**DIRECTIONS FOR THIS TASK**: Pictures should not appear in the copy; the records themselves must be written out exactly.

*** Opening AVAILABLE DATA ***

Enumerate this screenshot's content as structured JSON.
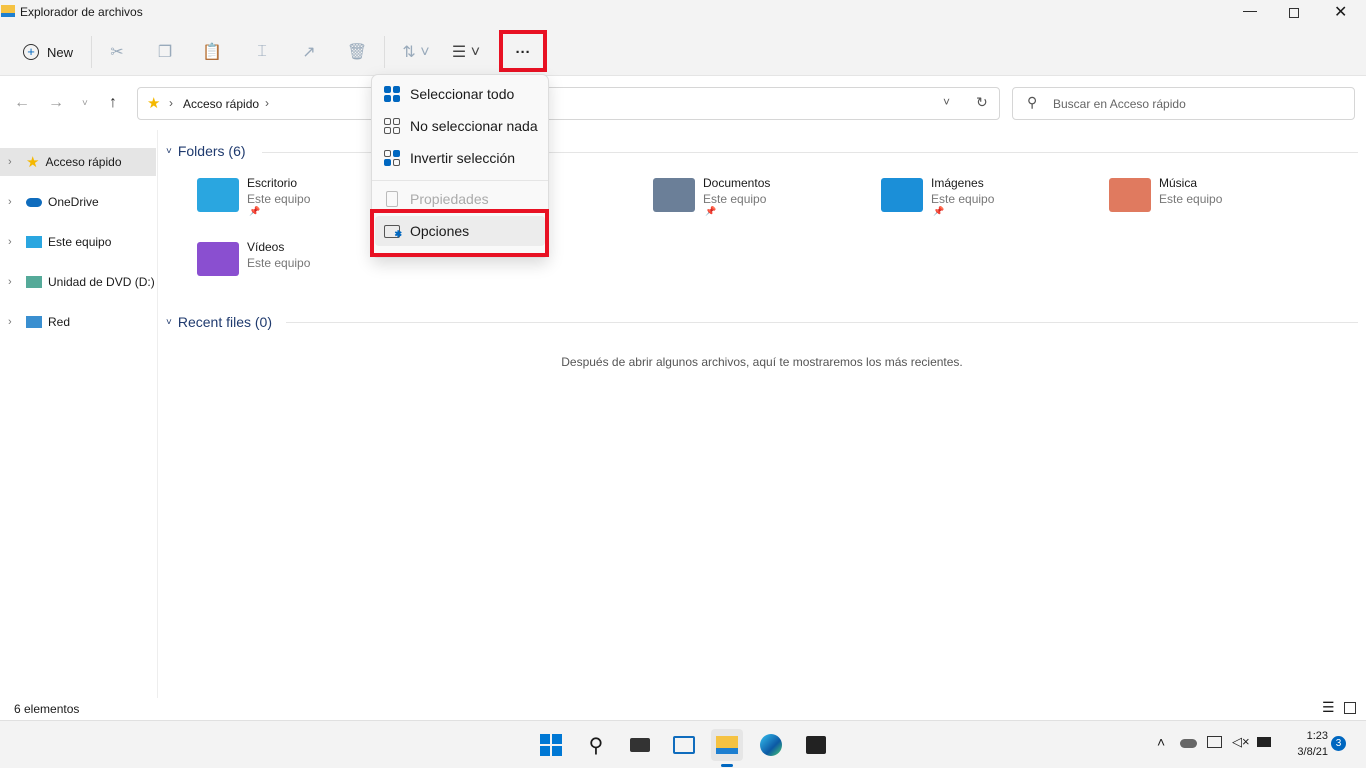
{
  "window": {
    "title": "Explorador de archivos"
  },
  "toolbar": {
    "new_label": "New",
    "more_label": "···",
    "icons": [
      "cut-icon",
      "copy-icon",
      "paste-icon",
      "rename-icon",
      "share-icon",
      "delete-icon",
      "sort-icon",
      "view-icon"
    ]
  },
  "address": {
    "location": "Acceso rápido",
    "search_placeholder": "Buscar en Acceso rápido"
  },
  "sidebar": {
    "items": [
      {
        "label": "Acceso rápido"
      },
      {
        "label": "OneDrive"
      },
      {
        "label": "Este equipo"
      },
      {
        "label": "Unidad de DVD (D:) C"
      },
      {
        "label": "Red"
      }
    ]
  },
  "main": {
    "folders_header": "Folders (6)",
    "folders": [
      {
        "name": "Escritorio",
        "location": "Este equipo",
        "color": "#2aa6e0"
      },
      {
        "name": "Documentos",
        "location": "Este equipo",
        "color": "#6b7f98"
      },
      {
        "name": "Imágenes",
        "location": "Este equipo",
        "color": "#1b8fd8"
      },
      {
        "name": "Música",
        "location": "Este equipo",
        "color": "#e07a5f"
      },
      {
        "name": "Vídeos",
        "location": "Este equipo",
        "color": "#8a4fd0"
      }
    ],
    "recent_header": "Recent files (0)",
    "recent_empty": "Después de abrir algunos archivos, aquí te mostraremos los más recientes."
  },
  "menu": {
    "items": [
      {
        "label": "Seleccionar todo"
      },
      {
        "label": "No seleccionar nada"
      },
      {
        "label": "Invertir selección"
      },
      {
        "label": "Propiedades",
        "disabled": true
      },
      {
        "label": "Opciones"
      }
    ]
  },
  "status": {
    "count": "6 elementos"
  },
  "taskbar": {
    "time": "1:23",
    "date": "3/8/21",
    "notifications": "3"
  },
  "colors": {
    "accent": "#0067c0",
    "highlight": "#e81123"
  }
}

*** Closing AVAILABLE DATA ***

**OUTPUT BELOW**:
Enumerate this screenshot's content as structured JSON.
{
  "window": {
    "title": "Explorador de archivos"
  },
  "toolbar": {
    "new_label": "New",
    "more_label": "···",
    "icons": [
      "cut-icon",
      "copy-icon",
      "paste-icon",
      "rename-icon",
      "share-icon",
      "delete-icon",
      "sort-icon",
      "view-icon"
    ]
  },
  "address": {
    "location": "Acceso rápido",
    "search_placeholder": "Buscar en Acceso rápido"
  },
  "sidebar": {
    "items": [
      {
        "label": "Acceso rápido"
      },
      {
        "label": "OneDrive"
      },
      {
        "label": "Este equipo"
      },
      {
        "label": "Unidad de DVD (D:) C"
      },
      {
        "label": "Red"
      }
    ]
  },
  "main": {
    "folders_header": "Folders (6)",
    "folders": [
      {
        "name": "Escritorio",
        "location": "Este equipo",
        "color": "#2aa6e0"
      },
      {
        "name": "Documentos",
        "location": "Este equipo",
        "color": "#6b7f98"
      },
      {
        "name": "Imágenes",
        "location": "Este equipo",
        "color": "#1b8fd8"
      },
      {
        "name": "Música",
        "location": "Este equipo",
        "color": "#e07a5f"
      },
      {
        "name": "Vídeos",
        "location": "Este equipo",
        "color": "#8a4fd0"
      }
    ],
    "recent_header": "Recent files (0)",
    "recent_empty": "Después de abrir algunos archivos, aquí te mostraremos los más recientes."
  },
  "menu": {
    "items": [
      {
        "label": "Seleccionar todo"
      },
      {
        "label": "No seleccionar nada"
      },
      {
        "label": "Invertir selección"
      },
      {
        "label": "Propiedades",
        "disabled": true
      },
      {
        "label": "Opciones"
      }
    ]
  },
  "status": {
    "count": "6 elementos"
  },
  "taskbar": {
    "time": "1:23",
    "date": "3/8/21",
    "notifications": "3"
  },
  "colors": {
    "accent": "#0067c0",
    "highlight": "#e81123"
  }
}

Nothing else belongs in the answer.